While O Fine Japanese Cuisine used to be associated with a more traditional Japanese restaurant experience, it’s now offering a refreshed approach with new menu items, staff members and decor. The restaurant began implementing the changes in summer of 2015, bringing the successful concepts from its Irvine location.
“One of the things that we’re doing is we’re bringing the sushi bar experience to the table,” says founder Charles Cheng, explaining that sashimi specials are now available. These “izakaya signature” dishes are updated seasonally and weekly, and showcase the restaurant’s new fusion approach to cuisine: “Almost like a little bit of French, a little bit of Italian, combined with Japanese ingredients, so we make it our own,” Charles explains. One of the latest offerings, the wild red snapper sashimi, is sprinkled with sesame oil and sea salt before being torched to encourage those flavors to sink in. It’s topped with grated ginger and garlic, jalapeno and a house-made yuzu miso dressing, and finished with fresh microgreens and ikura (salmon roe).
A variety of new signature rolls were also introduced. The eight-piece Secret Garden Roll, for example, includes vegetables like avocado, asparagus and cucumber wrapped in sushi rice and topped with albacore tataki sashimi. “There are a lot of microgreens on top, so when you look at it, it looks like a garden,” Charles says.
Diners will also enjoy another new addition to the menu: the omakase (chef’s choice) multicourse meals, which highlight a variety of cuisine. They include sashimi trios, along with a hot plate or sushi platter, salad, mini noodle bowl and dessert. Two offerings are available, one that Charles says is a customer favorite and remains consistent, and another that showcases different items each week.
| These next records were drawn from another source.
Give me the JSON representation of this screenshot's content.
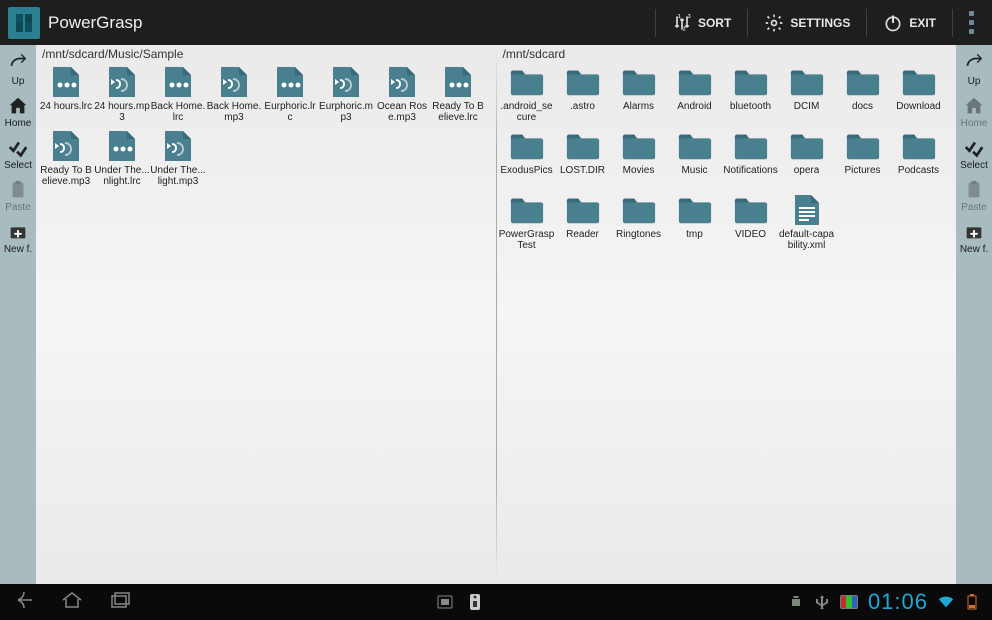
{
  "app": {
    "title": "PowerGrasp"
  },
  "top_actions": {
    "sort": "SORT",
    "settings": "SETTINGS",
    "exit": "EXIT"
  },
  "side": {
    "up": "Up",
    "home": "Home",
    "select": "Select",
    "paste": "Paste",
    "newf": "New f."
  },
  "left_panel": {
    "path": "/mnt/sdcard/Music/Sample",
    "items": [
      {
        "label": "24 hours.lrc",
        "type": "lrc"
      },
      {
        "label": "24 hours.mp3",
        "type": "mp3"
      },
      {
        "label": "Back Home.lrc",
        "type": "lrc"
      },
      {
        "label": "Back Home.mp3",
        "type": "mp3"
      },
      {
        "label": "Eurphoric.lrc",
        "type": "lrc"
      },
      {
        "label": "Eurphoric.mp3",
        "type": "mp3"
      },
      {
        "label": "Ocean Rose.mp3",
        "type": "mp3"
      },
      {
        "label": "Ready To Believe.lrc",
        "type": "lrc"
      },
      {
        "label": "Ready To Believe.mp3",
        "type": "mp3"
      },
      {
        "label": "Under The...nlight.lrc",
        "type": "lrc"
      },
      {
        "label": "Under The...light.mp3",
        "type": "mp3"
      }
    ]
  },
  "right_panel": {
    "path": "/mnt/sdcard",
    "items": [
      {
        "label": ".android_secure",
        "type": "folder"
      },
      {
        "label": ".astro",
        "type": "folder"
      },
      {
        "label": "Alarms",
        "type": "folder"
      },
      {
        "label": "Android",
        "type": "folder"
      },
      {
        "label": "bluetooth",
        "type": "folder"
      },
      {
        "label": "DCIM",
        "type": "folder"
      },
      {
        "label": "docs",
        "type": "folder"
      },
      {
        "label": "Download",
        "type": "folder"
      },
      {
        "label": "ExodusPics",
        "type": "folder"
      },
      {
        "label": "LOST.DIR",
        "type": "folder"
      },
      {
        "label": "Movies",
        "type": "folder"
      },
      {
        "label": "Music",
        "type": "folder"
      },
      {
        "label": "Notifications",
        "type": "folder"
      },
      {
        "label": "opera",
        "type": "folder"
      },
      {
        "label": "Pictures",
        "type": "folder"
      },
      {
        "label": "Podcasts",
        "type": "folder"
      },
      {
        "label": "PowerGraspTest",
        "type": "folder"
      },
      {
        "label": "Reader",
        "type": "folder"
      },
      {
        "label": "Ringtones",
        "type": "folder"
      },
      {
        "label": "tmp",
        "type": "folder"
      },
      {
        "label": "VIDEO",
        "type": "folder"
      },
      {
        "label": "default-capability.xml",
        "type": "doc"
      }
    ]
  },
  "system_bar": {
    "time": "01:06"
  },
  "colors": {
    "accent": "#4a7f8f",
    "folder": "#4a7f8f"
  }
}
While the physical space has been updated with booths, white stone tables, TVs and more, many of the restaurant’s fundamentals—such as the dedication to classic Japanese cooking styles—remain intact. Charles notes that while the establishment’s decor is distinctly modern, in the kitchen the chefs follow some old school techniques. “Our sushi rice is very authentic … it’s close to a three-hour process,” he says. The practice involves washing, soaking and cooking the rice before mixing it with vinegar and passing it to the sushi chef for serving. And this is a daily routine—Charles says that the restaurant never uses “overnight rice.” The same is true for its seafood: Fish is delivered daily, so whether you’re in the mood for traditional sushi or a new fusion dish, the ingredients are sure to be super fresh.
—Written by Katherine Duncan | Photos by Jody Tiongco